╭─ Study material

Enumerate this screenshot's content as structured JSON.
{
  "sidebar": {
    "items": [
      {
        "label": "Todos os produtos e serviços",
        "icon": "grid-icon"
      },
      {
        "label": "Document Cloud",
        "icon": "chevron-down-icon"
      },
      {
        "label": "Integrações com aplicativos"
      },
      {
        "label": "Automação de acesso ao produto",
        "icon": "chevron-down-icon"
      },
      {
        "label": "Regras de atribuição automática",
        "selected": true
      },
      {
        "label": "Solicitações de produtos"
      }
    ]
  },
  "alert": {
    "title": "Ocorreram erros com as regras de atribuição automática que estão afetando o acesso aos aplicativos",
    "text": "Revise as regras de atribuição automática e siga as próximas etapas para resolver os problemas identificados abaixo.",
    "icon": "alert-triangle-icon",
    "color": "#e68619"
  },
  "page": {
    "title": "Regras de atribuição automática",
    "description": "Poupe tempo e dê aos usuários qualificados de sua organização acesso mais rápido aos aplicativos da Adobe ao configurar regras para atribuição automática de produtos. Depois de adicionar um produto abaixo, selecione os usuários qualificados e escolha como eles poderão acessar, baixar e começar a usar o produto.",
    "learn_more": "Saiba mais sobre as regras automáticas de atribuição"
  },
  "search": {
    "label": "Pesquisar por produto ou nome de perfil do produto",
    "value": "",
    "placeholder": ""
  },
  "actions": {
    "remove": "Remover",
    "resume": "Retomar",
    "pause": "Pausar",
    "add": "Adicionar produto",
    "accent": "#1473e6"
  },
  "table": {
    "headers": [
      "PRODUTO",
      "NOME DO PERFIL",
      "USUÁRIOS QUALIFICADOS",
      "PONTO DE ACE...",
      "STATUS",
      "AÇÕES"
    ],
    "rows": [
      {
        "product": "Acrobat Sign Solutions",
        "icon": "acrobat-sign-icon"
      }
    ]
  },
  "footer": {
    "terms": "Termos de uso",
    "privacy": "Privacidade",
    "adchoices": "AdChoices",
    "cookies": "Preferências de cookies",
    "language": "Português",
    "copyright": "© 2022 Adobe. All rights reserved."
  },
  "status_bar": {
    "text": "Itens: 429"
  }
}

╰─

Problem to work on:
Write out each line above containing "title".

Exercise solution:
    "title": "Ocorreram erros com as regras de atribuição automática que estão afetando o acesso aos aplicativos",
    "title": "Regras de atribuição automática",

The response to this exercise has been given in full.